Cape Chignecto Hiking Trails

Hiking and walking trails at Cape Chignecto Provincial Park

At Cape Chignecto Provincial Park, towering 180 m (600 ft.) sea cliffs rise from the Bay of Fundy, while the world's highest tides lap at their base. Best described as a wilderness park, it has 29 km (18 mi.) of pristine coastline, deep valleys, sheltered coves, rare plants, and remnant old-growth forests. The park offers over 40 km (25 mi.) of wilderness trails and remote walk-in campsites.

Cape Chignecto

Cape Chignecto wildflowers and water

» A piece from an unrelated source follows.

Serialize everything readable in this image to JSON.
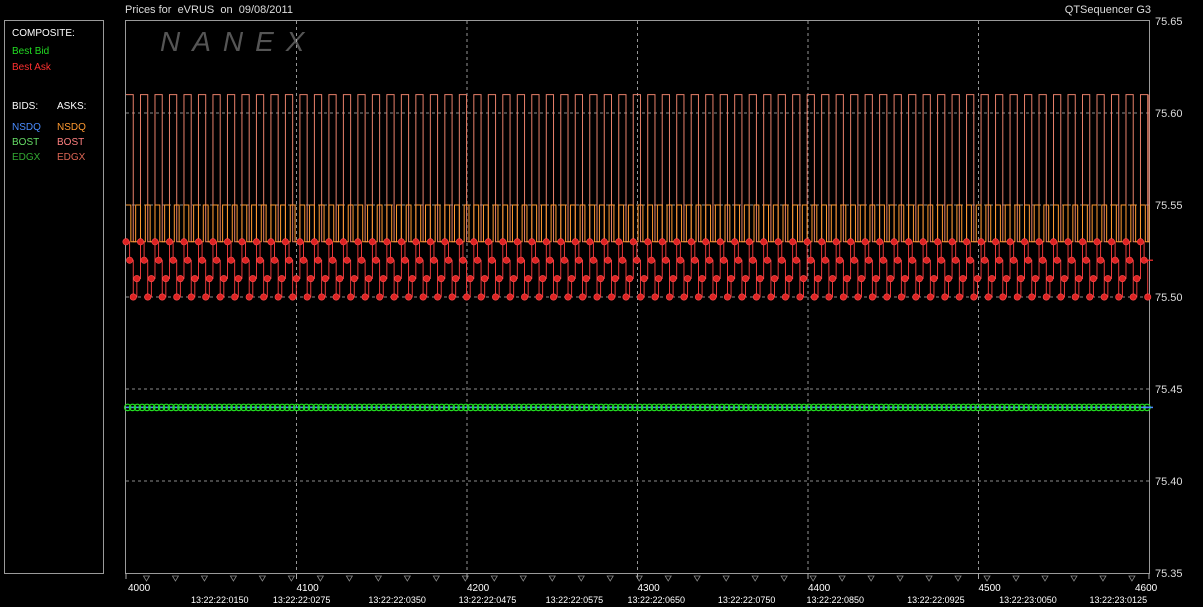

Cape Chignecto is a backcountry trail and camping experience. Know your capabilities, and come prepared for the time of year and the activities you want to do. Be aware of tide times before your arrive.

The park offers a 52 km coastal loop which is rated very challenging. It is recommended to allow a three-night stay to complete the loop. Keep in mind that elevation is a significant factor when planning your trip.


Download park brochure and trail map

What to expect along the trail

The first 12 km to Refugee Cove is frontcountry standard (stairs, steps, railings etc.) The remaining trail is backcountry standard (stepping stones, rock staircases; no infrastructure).

Visitor Centre to Mill Brook

A 6 km frontcountry trail rated easy-to-difficult with a couple of particularly difficult sections. Camping available at Mill Brook.

Mill Brook to Refugee Cove

A physically demanding switchback trail out of Mill Brook leads to an easy 6 km trek to Refugee Cove through maple trees and ferns, while offering a continuous view of the Minas Channel.

Refugee Cove to Big Bald Rock

A 9.1 km trek along some of the steepest cliffs in Nova Scotia.

Big Bald Rock to Seal Cove

A very rugged and demanding 7.9 km trail with coastal views of sea stacks.

Seal Cove to Eatonville

This 6 km hike is a popular day hike. It offers a moderate challenge and features scenery, history and ravines.

Eatonville Campsite to Visitor Centre

This is a 14 km (return) trail providing an inland hiking experience until McGahey Brook where a coastal route leads back to the visitor centre at Red Rocks.